    a, TEM image of as-synthesized Li2Mn1/2Ti1/2O2F particles. Scale bar, 50 nm. b, A high-magnification TEM image of the area enclosed in a square in a. Scale bar, 10 nm. The yellow circle indicates the boundary of one of the many grains in the polycrystalline Li2Mn1/2Ti1/2O2F particle. c, An electron diffraction pattern of the Li2Mn1/2Ti1/2O2F particle. Scale bar, 5 nm−1. d, FFT images of the dotted squared areas in b. e, The high magnification image across the squared areas 1, 2 and 3 in b. Scale bar, 5 nm. We can clearly observe lattice fringes and FFT peaks throughout the particle, indicating that our particles are made of small crystalline grains instead of amorphous phases.

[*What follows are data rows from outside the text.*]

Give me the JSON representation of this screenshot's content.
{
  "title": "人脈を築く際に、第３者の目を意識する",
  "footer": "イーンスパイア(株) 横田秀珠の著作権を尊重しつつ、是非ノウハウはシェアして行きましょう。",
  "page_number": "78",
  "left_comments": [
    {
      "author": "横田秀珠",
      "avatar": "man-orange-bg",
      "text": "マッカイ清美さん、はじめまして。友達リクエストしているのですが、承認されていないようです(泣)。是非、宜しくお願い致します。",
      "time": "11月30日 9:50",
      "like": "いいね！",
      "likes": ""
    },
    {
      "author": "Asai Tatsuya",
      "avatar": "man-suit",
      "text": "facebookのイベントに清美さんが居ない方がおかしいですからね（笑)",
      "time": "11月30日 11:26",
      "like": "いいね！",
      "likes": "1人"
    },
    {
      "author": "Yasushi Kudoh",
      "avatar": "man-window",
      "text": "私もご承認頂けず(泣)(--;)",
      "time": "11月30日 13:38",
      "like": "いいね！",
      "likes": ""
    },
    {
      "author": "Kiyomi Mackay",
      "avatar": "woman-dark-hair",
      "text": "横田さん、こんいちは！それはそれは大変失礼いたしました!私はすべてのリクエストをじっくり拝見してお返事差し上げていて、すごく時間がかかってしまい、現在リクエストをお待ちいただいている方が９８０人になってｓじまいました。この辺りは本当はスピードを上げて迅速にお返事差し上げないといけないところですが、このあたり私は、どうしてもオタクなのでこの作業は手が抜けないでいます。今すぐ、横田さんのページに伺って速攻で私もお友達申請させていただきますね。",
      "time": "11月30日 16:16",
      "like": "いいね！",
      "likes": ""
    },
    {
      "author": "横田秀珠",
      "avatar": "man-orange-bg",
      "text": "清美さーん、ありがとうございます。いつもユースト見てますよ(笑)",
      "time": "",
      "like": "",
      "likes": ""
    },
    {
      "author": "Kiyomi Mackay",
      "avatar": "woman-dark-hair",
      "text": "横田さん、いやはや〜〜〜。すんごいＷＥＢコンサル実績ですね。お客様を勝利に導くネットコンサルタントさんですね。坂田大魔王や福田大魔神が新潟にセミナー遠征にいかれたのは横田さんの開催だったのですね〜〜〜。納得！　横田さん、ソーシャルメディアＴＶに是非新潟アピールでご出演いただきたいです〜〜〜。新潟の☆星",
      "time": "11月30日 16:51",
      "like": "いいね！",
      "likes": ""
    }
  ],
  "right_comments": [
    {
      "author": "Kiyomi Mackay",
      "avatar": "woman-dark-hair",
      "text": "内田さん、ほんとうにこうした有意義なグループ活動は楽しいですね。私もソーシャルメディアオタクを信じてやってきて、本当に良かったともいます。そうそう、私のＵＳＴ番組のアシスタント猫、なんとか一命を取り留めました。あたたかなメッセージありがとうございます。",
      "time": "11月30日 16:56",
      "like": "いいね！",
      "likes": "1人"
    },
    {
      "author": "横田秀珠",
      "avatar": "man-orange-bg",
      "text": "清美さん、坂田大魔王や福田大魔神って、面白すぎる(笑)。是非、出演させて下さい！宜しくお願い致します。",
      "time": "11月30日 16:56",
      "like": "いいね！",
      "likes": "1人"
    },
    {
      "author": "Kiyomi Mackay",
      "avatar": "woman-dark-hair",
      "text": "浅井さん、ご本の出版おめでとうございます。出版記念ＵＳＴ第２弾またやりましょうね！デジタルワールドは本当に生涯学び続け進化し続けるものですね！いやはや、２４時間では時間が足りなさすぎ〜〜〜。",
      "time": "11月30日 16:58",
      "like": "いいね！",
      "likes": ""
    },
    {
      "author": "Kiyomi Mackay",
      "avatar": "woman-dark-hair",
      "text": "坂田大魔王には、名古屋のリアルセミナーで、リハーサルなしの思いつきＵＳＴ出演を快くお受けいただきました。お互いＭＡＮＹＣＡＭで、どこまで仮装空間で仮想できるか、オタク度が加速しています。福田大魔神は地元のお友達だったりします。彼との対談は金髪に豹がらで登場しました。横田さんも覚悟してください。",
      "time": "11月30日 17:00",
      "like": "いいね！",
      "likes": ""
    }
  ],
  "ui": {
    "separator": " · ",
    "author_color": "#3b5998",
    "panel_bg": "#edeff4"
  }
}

  10. Extended Data Fig. 10 Electrochemical properties of Li2Mn1/2Ti1/2O2F.

    ac, Voltage profiles and capacity retention of the 60:30:10 Li2Mn1/2Ti1/2O2F:carbon black:PTFE electrode when cycled at 20 mA g−1 at room temperature between 1.6 V and 5.0 V (a), 2.0 V and 4.8 V (b), and 2.3 V and 4.6 V (c). d, The initial charge–discharge profile of the 60:30:10 electrode when cycled between 1.6 V and 5.0 V at room temperature at 20, 40, 100, 200, 400 and 1,000 mA g−1. e,The discharge capacities during initial 25 cycles. f, Voltage profiles and capacity retention of the 80:15:5 electrode when cycled at 20 mA g−1 at room temperature between 2.0 V and 4.8 V. The specific capacity was calculated on the amount of the Li2Mn1/2Ti1/2O2F powder in the cathode film. Detailed explanations of the results are given in Methods section ‘Supplementary Note 5’.

  11. Extended Data Fig. 11 XANES of Li2Mn1/2Ti1/2O2F.

    a, b, Manganese K-edge XANES spectra of Li2Mn1/2Ti1/2O2F: before cycle (black), 120 mAh g−1 charged (navy), 240 mAh g−1 charged (wine), 400 mAh g−1 charged (grey), 330 mAh g−1 discharged after a 400 mAh g−1 charge (dark yellow). ce, First derivatives of normalized absorbance at the pre-edge region of Mn K-edge spectra of Li2Mn1/2Ti1/2O2F: c, before cycle and after first charging to 400 mAh g−1 then discharging to 330 mAh g−1; d, after first charging to 120 mAh g−1; and e, to 240 mAh g−1 and 400 mAh g−1. f, Titanium K-edge XANES spectra of Li2Mn1/2Ti1/2O2F during the initial cycle. Data from MnO, Mn2O3, MnO2, Ti2O3 and TiO2 are presented for comparison. Detailed explanations of the results are given in Methods section ‘Supplementary Note 6’.

  12. Extended Data Table 1 Structural parameters from the Rietveld refinements
  13. Extended Data Table 2 Target versus measured atomic ratio of Li2Mn2/3Nb1/3O2F and Li2Mn1/2Ti1/2O2F compounds

About this article

Publication history

Received

Accepted

Published

DOI

https://doi.org/10.1038/s41586-018-0015-4

Further reading Further reading

Comments

By submitting a comment you agree to abide by our Terms and Community Guidelines. If you find something abusive or that does not comply with our terms or guidelines please flag it as inappropriate.